New China Eyewitness: Roger Duff, Rewi Alley and the art of museum diplomacy edited by James Beattie and Richard Bullen (Canterbury University Press) was definitely the hot favourite on the night, with the judges praising the book as “a complete package”, declaring it exquisite and awarding it the Gerard Reid Award for Best Book Sponsored by Nielson Book.
The crowd agreed and it was also awarded the Hachette New Zealand People’s Choice Award, winning by a clear margin.
As if that wasn’t enough, it took out the Penguin Random House New Zealand Award for Best Illustrated Book and the HarperCollins Publishers Award for Best Cover.
This year’s awards were judged by David Coventon (convenor), Anna Brown, Janson Chau and Kiran Dass and were presented at a buzzy ceremony at the Fresh Factory in Eden Terrace.
The Upstart Press Award for Best Non-Illustrated Book was awarded to Sarah Maxey (cover design) and Katrina Duncan (interior design) for Allen Curnow Biography and Poems Slipcase edition by Terry Sturm (Auckland University Press). The book’s use of a single typography throughout captured the judges’ attention and they found the elegant design and classic typographic choices highly evocative of the life lived.
The sophisticated partnering of typography and illustration saw Aotearoa: The New Zealand Story by Gavin Bishop (Penguin Random House) receive the Scholastic New Zealand Award for Best Children’s Book. The book was designed by Vida and Luke Kelly of Kelly Design and illustrated by Gavin Bishop.
Shying away from the obvious primary colours in favour of a muted palette was a risk that paid off for designer Kate Barraclough (Kate Francis Design), who received the Edify Award for Best Educational Book for The New Zealand Art Activity Book by Helen Lloyd (Te Papa Press). The judges found the book fun for kids, user-friendly, practical and engaging.
A cookbook that successfully paired photos, text, stories and food, while delivering something “a little more” design- wise was awarded the 1010 Printing Award for Best Cookbook.

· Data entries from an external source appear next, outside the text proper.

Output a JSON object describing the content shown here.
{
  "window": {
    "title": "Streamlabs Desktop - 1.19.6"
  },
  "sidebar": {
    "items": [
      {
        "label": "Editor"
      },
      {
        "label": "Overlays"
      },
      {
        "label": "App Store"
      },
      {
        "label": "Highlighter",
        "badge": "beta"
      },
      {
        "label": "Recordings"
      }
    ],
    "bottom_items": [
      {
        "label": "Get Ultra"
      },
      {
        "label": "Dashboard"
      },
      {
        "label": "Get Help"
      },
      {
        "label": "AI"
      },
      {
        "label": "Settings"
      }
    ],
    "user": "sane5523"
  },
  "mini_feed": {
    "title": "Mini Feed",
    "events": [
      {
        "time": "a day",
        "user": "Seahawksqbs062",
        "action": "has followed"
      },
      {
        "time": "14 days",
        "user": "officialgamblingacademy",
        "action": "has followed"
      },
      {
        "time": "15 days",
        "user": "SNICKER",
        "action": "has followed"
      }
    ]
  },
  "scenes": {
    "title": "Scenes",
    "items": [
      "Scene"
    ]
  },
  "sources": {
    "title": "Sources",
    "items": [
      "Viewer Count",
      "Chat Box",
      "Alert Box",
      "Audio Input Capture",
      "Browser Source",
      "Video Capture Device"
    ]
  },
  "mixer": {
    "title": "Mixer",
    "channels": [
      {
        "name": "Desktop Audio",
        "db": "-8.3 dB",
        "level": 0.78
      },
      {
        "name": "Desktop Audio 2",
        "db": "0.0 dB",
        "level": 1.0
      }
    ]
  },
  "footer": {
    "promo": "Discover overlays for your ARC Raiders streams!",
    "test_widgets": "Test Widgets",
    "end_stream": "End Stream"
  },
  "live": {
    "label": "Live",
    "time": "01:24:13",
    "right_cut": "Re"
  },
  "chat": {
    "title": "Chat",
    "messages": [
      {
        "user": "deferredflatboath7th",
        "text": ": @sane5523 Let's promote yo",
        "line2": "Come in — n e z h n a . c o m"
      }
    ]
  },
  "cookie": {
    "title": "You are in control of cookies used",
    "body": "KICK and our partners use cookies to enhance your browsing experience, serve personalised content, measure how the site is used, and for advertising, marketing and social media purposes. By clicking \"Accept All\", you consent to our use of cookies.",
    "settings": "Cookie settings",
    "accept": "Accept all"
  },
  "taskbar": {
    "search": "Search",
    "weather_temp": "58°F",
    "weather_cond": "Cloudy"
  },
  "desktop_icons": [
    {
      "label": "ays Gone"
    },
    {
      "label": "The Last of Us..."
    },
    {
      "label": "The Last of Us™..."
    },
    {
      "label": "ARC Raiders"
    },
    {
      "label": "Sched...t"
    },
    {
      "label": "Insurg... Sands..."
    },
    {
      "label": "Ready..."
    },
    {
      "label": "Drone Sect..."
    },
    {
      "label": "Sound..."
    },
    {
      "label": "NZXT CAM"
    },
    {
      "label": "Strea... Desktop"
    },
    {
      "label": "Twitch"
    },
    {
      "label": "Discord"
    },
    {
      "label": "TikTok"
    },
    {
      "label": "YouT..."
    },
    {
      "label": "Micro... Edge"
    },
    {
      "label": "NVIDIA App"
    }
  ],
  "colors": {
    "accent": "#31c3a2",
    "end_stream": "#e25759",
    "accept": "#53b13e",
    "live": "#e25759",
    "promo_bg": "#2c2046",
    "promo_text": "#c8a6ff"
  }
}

Eat Up New Zealand by Al Brown (Allen & Unwin NZ) was designed by Gary Stewart of The Gas Project.
The Mary Egan Publishing Award for Best Typography was awarded to A Moral Truth by James Hollings (Massey University Press), cover design by Gideon Keith and interior design by Gideon Keith and Carla Sy. The judges delighted in the use of the ellipsis as a repeated device alongside the halftone dot illustrations, labelling this a small example of the wit demonstrated in the book.
The Allen & Unwin Young Designer of the Year Award saw two Penguin Random House colleagues battle it out for the top prize. Rachel Clark was declared the winner thanks to her well developed and varied portfolio, which demonstrated a nuanced understanding of the elements of book design.
The awards were followed by a workshop the next day which kicked off with a panel chaired by David Coventon which drew the judges out a little further on their decision-making process and touched on some of the books that they loved but had just missed out on winning the top prize. Next up Gideon Keith and Spencer Levine got down to the nitty gritty of typography, discussing kerning and exploring whether or not there is such a thing as a bad font. The final session was led by Anna Brown and Kiran Dass and featured Andrew Long (Marketing and Sales Manager from Auckland University Press) and Sally Greer (Beatnik Publishing). The discussion focused on designing for your audience and the differences in approach between university presses and more commercial publishing houses.